Thursday, February 23, 2012


I came across a quote from Stanley Hauerwas' commentary on Matthew while preparing for yesterday's Ash Wednesday sermon. Hauerwas, in his typically poignant way, shared how "nothing enslaves us more than that which we have convinced ourselves we cannot live without."

The words forced me to think all day yesterday about what has me enslaved. I have convinced myself that there are all kinds of things I cannot live without. In a weak moment in New York City last weekend I convinced myself that I could not live without the Tory Burch shoes I have been eyeing for more than a year. I later convinced myself that I could not live without a little frozen custard with chocolate pieces mixed in at the Shake Shack. I often convince myself on the weekends that I cannot live without a couple extra hours of sleep. I am convinced that I cannot live without coffee in the morning and Diet Coke in the afternoon. There are all kinds of things that have been added to my life and my closet because I just could not live without them at the moment. And certainly we all have sins that we have convinced ourselves we cannot live without. As a pastor I hear about sins that have us enslaved all the time. I'll let you do your own thinking here instead of naming my own.

I don't like being told that I am enslaved to anything. Being enslaved has a rather negative connotation - like being behind bars or cuffed to something powerful without a way to find the key to unlock the cuff. I can justify each of these behaviors and purchases. I am rather good at justifying my actions and even the words that come from my mouth when someone has cut me off on I-395.

But God is even better at providing the justification.

Part of my Lenten discipline is an effort to look all around me and see what I have acquired that is not really necessary. Lent is a time to get naked instead of adding layers to ourselves. It is a time to clean out instead of store on. It is a time to look deep within and see that to which we are enslaved.

We have been invited to return to God with all of our hearts. We have been invited to come back home and receive a clean slate. We are forgiven. We are loved. We are adored.

When you see me, please don't judge me for my new shoes and if we are being honest, the bag I added to match them. Please do continue to encourage me to look deep within, to use this holy season as a time of examination and reckoning. Please ask me often how it is with my soul.

I'm ready to fall in love all over again.

Tuesday, February 21, 2012

Making the Most of the Journey

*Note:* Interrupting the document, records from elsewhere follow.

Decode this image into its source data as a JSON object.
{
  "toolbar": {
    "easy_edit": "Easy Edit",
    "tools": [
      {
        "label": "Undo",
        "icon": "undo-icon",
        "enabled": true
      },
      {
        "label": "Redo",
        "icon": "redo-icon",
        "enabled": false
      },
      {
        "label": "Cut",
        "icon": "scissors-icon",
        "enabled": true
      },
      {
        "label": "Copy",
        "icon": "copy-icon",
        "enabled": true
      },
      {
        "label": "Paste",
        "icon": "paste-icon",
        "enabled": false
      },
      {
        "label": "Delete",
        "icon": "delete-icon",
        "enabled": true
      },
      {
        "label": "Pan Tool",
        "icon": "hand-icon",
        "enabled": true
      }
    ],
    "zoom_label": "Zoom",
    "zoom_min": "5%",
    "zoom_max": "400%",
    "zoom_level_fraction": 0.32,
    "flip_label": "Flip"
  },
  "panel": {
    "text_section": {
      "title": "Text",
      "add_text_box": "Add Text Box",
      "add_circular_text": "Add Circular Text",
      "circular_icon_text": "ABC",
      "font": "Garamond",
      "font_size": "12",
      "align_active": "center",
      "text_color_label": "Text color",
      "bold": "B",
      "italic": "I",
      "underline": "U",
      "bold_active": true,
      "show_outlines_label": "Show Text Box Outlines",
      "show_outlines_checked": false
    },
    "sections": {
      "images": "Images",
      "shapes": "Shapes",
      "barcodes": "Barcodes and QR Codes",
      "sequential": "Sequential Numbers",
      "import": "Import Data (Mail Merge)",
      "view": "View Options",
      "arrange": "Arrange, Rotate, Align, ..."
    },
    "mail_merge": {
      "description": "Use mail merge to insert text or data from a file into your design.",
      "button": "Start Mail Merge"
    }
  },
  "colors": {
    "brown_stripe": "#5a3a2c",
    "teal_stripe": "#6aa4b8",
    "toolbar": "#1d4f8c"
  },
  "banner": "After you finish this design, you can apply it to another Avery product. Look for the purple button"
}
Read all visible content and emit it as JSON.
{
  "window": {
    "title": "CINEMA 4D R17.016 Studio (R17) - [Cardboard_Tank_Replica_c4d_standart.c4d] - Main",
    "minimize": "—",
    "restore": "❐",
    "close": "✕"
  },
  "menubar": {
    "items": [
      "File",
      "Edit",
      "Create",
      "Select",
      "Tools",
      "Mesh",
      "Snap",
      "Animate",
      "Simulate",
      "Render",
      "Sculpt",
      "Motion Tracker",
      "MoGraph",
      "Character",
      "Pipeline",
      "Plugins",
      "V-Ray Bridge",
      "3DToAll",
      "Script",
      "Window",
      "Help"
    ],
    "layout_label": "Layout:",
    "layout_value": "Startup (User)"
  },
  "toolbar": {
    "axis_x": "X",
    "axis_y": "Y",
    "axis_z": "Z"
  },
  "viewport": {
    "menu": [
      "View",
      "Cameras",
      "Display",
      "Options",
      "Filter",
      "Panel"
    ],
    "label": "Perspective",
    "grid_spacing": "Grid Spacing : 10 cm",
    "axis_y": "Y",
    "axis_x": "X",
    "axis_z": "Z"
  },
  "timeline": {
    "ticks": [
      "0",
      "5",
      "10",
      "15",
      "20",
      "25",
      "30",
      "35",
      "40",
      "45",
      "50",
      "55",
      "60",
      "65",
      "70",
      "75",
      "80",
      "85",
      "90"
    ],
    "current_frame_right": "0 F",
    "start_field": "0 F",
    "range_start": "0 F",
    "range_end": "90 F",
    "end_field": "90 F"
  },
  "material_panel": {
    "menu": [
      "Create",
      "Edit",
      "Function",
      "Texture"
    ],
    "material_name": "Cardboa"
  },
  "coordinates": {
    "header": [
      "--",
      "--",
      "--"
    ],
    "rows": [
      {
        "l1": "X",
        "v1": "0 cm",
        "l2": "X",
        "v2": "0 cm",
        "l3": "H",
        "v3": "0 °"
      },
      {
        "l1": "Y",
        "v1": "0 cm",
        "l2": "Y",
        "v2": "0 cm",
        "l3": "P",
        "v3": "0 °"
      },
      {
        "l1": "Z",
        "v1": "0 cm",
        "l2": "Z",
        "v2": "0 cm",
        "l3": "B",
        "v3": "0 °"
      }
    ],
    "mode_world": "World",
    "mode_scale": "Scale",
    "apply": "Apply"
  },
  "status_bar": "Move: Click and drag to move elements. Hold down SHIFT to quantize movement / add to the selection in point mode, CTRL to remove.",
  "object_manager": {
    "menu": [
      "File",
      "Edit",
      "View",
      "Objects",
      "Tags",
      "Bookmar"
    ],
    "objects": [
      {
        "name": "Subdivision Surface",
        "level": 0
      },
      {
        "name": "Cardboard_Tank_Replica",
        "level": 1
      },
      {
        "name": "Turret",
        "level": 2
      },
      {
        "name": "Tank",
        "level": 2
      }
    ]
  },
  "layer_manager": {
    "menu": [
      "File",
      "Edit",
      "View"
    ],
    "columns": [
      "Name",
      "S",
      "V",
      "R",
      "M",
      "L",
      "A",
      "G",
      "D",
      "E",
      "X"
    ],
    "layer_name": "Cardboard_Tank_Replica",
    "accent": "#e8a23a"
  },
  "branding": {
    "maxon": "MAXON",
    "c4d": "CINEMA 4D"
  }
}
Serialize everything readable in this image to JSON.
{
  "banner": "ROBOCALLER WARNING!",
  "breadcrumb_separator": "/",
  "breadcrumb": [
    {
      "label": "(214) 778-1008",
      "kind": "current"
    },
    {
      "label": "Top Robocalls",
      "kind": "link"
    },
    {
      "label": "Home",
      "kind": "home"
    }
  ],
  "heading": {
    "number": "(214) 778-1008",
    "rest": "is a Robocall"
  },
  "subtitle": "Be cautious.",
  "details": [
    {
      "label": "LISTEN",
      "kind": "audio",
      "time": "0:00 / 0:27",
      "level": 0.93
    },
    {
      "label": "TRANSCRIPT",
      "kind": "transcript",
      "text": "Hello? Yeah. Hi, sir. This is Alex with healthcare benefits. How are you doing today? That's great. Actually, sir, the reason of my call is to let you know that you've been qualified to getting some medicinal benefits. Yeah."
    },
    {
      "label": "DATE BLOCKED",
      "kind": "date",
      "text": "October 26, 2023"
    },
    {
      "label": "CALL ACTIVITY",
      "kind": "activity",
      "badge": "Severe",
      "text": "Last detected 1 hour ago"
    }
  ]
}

My husband and I spent the last four days in New York City. The trip was part of Craig's Christmas present and part of my efforts to keep our marriage strong after being away a lot for work recently. I love New York and have decided that I would go once a month if I did not work weekends. We had an amazing weekend! But getting there and back was not exactly smooth. There was traffic in route to Union Station, a bummed knee in route to Penn Station, and some confusion with the map in route to our hotel. Some of the stress was repeated during our route home yesterday - enough that Craig said, "Traveling is really stressful. The destination is great but getting there and back is really hard."

Tomorrow we will start our journey to a new destination. Our journey is one of denial and one of discipleship, one of letting go and one of taking on. Our journey commences with ashes placed on our forehead as we hear the words, "From dust you came and from dust you shall return." We will then be invited to think about what makes a holy Lent - what can we do to become more fully aware of our sin and the meaning of Christ's death and resurrection. And, if we do Lent right, the journey will be anything but easy. It might require a few sacrifices - a few bumps along the way. The journey may challenge us. It might even make us mad. But if we journey with the hopes of our destination being an increased awareness of who Christ is and how Christ longs to work and is working in our lives, then we could be on the trip of a lifetime.

Perhaps you have spent much of your life giving up chocolate or Diet Coke for Lent. Want to try something new to make your journey through these next 40 days more meaningful? Here are ten ideas:

1) Write 40 notes to people - not emails but hand-written notes. Take time to let 40 people know how much your life has been blessed or enriched because of them.

2) Seek reconciliation. Who are you currently separated from as a result of an argument, a disagreement or an action? Who needs to hear the words, "I'm sorry" coming out of your mouth?

3) Embody the joy of generosity. Send a gift to a ministry that matters to you. Increase the amount you currently give to your church. Send a check to the college or seminary that shaped and formed you. What if you were to give away $4 each day or $40 a week or $40 each week of Lent?

4) Give thanks. Don't put a single bite of food into your mouth without first giving thanks to God.

5) Join a small group. Allow yourself to be shaped and formed in community with others.

6) Read scripture daily. Start with the Psalms and read one each day or pick up the Bible and turn to the Gospel of John and read one chapter a day.

7) Journal. Spend 15 minutes a day writing a prayer to God.

8) Treat your body like it is the temple of the Holy Spirit. Exercise twice as much as you currently exercise. Sign up for a new class or even start training for a run. Eat more fruits and vegetables. Refrain from smoking or drinking alcohol.

9) Watch what comes out of your mouth. Promise yourself to not cuss and refrain from talking about other people.

10) Serve others. Call a local ministry and make a commitment to serve once a week for the next six weeks.